+++ EXERCISE MATERIAL

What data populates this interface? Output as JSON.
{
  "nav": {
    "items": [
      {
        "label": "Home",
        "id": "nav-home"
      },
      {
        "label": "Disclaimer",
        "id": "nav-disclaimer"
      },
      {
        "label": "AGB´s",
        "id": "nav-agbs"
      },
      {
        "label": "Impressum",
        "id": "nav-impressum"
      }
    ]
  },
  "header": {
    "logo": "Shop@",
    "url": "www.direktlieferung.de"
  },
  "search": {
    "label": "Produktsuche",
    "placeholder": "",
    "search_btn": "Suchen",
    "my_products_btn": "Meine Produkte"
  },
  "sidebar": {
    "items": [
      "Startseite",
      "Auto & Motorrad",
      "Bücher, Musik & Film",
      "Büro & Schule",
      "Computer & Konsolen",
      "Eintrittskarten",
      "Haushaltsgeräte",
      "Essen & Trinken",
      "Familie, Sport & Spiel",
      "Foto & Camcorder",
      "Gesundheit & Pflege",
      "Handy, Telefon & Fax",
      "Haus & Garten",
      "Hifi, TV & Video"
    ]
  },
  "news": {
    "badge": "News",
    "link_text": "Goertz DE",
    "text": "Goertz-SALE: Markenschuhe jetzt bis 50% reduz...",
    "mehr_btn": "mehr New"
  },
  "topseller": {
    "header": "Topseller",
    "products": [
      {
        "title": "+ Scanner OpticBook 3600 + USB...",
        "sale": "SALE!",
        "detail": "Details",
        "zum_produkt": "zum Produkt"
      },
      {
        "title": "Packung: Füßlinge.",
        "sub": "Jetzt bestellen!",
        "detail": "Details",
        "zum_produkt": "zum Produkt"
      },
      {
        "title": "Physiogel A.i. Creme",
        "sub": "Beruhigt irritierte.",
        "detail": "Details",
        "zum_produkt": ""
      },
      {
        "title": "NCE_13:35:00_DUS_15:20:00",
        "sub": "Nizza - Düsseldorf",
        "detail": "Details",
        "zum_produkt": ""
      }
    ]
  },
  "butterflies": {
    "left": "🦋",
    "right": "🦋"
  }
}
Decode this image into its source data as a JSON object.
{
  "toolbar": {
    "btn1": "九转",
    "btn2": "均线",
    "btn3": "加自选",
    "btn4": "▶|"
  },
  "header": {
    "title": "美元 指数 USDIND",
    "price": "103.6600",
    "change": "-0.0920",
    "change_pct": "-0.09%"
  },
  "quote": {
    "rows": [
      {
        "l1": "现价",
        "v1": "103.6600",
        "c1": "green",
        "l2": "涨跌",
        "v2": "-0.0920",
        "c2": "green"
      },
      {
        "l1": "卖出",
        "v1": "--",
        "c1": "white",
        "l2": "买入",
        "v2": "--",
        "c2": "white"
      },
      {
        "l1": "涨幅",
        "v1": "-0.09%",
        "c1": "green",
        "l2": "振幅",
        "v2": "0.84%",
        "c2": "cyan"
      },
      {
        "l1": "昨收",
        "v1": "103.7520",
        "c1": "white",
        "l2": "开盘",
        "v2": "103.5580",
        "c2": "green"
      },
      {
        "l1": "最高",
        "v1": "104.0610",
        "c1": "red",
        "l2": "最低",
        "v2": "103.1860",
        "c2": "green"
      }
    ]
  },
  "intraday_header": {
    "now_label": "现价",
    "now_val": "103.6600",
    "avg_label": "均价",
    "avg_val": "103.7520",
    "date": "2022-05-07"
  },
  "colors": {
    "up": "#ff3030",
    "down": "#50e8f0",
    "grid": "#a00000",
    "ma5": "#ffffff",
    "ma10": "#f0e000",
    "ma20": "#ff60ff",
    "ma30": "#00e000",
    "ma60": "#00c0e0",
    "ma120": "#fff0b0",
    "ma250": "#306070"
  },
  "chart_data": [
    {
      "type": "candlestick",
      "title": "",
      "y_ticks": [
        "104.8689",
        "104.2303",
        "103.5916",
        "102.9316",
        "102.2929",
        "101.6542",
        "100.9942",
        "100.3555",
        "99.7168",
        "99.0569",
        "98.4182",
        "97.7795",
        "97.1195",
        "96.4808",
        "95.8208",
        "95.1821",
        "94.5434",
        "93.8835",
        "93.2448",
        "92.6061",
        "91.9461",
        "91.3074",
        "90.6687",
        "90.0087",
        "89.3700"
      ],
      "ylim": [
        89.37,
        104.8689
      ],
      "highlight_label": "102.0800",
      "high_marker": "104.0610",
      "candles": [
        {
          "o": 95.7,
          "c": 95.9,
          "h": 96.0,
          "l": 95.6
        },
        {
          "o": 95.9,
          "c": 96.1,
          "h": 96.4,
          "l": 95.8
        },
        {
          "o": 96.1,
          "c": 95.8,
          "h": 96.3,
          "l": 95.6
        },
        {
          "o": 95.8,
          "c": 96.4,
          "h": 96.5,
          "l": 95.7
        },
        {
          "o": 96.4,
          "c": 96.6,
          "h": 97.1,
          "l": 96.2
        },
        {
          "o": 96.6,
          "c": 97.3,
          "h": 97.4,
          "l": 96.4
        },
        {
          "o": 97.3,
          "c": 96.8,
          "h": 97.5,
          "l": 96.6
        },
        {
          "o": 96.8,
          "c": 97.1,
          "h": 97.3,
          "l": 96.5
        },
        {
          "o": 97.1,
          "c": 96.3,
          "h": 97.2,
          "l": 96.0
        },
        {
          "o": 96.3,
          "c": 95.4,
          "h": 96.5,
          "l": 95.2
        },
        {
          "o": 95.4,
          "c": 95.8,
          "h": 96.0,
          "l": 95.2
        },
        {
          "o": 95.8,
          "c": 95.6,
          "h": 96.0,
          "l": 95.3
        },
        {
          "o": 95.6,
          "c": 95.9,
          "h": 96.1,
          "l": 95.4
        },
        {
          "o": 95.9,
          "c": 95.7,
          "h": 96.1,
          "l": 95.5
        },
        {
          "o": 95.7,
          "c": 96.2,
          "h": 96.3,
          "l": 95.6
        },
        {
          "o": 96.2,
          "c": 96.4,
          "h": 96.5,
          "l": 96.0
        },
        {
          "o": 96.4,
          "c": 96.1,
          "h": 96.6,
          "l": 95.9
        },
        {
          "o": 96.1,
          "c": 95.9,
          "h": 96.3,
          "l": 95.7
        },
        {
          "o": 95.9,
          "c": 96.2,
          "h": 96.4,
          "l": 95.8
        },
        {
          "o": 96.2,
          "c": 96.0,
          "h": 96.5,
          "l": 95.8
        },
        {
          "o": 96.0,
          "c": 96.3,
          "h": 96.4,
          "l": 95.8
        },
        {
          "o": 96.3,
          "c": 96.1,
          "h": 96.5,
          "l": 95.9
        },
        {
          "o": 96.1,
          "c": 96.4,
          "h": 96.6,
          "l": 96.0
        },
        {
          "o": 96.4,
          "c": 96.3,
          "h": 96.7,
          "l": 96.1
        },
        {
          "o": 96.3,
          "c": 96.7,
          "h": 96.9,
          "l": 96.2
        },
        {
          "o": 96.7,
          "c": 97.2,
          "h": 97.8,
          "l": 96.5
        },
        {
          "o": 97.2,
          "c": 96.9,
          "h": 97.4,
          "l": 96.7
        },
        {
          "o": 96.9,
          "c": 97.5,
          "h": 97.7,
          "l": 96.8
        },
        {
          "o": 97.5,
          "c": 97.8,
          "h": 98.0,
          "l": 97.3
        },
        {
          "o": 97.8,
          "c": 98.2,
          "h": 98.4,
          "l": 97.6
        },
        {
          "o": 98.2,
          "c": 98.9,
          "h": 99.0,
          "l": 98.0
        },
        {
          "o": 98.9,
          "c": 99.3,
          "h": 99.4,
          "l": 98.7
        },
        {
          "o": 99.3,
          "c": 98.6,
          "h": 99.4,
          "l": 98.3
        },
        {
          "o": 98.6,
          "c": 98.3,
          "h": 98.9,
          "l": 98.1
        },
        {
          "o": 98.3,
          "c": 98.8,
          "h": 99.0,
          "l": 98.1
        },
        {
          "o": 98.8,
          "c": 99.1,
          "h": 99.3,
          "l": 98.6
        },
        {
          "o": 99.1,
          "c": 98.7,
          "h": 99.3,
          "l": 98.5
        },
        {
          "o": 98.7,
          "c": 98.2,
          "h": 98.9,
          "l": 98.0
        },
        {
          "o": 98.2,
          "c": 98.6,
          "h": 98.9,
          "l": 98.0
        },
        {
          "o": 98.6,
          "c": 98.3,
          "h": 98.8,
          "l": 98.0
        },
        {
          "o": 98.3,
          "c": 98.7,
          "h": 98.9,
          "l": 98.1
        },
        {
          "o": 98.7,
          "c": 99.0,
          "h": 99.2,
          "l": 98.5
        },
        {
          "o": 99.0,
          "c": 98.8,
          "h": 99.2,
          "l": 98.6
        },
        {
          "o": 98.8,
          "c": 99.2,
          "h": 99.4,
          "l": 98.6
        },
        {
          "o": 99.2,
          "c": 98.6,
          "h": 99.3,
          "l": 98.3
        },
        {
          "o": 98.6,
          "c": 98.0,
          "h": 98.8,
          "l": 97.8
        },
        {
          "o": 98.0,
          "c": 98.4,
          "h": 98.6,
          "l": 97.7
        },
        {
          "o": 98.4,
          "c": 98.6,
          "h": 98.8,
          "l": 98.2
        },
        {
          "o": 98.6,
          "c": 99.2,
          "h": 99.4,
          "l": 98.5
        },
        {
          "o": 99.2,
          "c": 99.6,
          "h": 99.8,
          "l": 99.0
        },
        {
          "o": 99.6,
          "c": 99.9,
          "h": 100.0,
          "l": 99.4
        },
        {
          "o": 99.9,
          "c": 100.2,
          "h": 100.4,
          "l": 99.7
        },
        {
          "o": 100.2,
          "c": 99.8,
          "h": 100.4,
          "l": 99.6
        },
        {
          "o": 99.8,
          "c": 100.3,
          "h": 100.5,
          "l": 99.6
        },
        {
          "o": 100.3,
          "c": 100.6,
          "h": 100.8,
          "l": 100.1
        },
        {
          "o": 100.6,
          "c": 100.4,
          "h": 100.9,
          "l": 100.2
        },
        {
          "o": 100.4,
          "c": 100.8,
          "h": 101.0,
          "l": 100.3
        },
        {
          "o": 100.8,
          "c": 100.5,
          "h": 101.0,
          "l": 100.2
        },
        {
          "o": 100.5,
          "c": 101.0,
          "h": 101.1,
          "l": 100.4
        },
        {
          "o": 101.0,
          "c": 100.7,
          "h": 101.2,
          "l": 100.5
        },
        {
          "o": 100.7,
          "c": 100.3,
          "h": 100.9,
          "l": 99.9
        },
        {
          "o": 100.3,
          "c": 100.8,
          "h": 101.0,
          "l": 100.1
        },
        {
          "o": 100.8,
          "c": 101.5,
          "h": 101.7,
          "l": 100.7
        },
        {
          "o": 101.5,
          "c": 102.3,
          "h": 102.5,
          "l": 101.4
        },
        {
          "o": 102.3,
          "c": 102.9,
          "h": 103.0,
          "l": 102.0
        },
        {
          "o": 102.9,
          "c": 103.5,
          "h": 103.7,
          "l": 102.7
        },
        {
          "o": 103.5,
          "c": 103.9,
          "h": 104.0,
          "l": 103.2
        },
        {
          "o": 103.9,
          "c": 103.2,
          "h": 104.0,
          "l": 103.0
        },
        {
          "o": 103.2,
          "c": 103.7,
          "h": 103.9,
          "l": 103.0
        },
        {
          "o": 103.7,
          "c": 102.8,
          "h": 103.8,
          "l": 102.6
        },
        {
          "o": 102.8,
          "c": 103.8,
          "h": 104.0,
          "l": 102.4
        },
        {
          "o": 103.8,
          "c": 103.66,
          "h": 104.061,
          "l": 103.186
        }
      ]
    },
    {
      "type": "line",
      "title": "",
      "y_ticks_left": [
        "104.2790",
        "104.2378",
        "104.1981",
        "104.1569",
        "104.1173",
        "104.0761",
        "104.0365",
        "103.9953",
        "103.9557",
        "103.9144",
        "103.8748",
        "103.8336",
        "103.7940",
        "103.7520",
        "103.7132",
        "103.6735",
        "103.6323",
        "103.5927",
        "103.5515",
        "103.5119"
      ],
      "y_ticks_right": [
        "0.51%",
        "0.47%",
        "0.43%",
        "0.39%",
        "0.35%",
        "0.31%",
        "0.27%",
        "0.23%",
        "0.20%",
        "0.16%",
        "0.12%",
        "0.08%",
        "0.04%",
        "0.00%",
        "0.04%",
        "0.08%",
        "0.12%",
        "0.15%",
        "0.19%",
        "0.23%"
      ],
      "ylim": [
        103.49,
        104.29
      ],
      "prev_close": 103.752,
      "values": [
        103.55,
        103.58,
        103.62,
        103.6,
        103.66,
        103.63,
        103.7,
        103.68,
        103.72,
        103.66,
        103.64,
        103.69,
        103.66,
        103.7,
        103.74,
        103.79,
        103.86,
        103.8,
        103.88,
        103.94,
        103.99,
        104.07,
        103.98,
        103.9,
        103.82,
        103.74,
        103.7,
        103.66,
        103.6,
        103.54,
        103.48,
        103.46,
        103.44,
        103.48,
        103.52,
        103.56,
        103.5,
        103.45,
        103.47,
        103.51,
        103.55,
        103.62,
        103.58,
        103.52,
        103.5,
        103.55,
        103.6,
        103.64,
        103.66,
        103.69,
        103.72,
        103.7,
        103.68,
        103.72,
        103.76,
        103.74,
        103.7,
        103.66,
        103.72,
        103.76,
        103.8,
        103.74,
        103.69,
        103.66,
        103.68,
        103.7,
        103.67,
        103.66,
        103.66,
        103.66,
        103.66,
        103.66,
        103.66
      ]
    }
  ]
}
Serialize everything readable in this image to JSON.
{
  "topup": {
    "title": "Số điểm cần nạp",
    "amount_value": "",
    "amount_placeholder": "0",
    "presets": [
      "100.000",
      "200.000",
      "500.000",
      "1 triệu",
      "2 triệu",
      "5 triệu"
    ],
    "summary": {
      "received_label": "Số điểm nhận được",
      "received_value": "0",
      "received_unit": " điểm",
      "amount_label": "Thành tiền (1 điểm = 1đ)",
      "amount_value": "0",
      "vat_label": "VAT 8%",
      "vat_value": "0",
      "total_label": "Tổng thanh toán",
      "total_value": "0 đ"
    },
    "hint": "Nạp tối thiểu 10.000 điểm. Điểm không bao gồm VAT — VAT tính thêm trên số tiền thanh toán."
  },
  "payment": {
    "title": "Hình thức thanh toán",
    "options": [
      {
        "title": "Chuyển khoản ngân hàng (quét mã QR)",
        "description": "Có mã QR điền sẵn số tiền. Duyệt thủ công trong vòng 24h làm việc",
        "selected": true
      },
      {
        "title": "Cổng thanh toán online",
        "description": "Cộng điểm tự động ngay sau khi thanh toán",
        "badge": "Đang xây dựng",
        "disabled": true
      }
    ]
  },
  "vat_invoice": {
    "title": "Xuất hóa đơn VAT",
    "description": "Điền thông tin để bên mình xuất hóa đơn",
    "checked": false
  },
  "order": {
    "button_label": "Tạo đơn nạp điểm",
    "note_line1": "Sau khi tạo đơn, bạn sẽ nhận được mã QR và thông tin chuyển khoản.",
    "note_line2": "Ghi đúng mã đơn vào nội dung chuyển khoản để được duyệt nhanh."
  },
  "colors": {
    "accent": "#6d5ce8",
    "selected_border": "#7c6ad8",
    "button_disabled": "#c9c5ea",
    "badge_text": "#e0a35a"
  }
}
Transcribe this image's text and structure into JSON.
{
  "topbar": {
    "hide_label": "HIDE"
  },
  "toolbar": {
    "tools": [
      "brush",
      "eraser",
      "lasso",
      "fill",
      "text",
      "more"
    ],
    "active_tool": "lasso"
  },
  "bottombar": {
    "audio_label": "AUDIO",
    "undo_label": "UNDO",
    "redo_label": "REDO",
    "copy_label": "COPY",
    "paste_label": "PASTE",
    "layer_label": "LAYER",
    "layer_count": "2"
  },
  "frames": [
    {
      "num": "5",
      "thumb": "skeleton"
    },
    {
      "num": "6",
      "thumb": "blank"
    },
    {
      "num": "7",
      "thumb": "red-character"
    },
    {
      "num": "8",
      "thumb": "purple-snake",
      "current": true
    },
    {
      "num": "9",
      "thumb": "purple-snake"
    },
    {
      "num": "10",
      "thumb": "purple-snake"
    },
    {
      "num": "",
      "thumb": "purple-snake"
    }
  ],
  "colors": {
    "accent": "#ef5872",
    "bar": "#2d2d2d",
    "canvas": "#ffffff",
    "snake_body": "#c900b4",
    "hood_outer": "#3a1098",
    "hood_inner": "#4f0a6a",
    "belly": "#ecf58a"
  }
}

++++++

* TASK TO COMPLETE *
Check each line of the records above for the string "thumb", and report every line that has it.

* EXERCISE ANSWER *
      "thumb": "skeleton"
      "thumb": "blank"
      "thumb": "red-character"
      "thumb": "purple-snake",
      "thumb": "purple-snake"
      "thumb": "purple-snake"
      "thumb": "purple-snake"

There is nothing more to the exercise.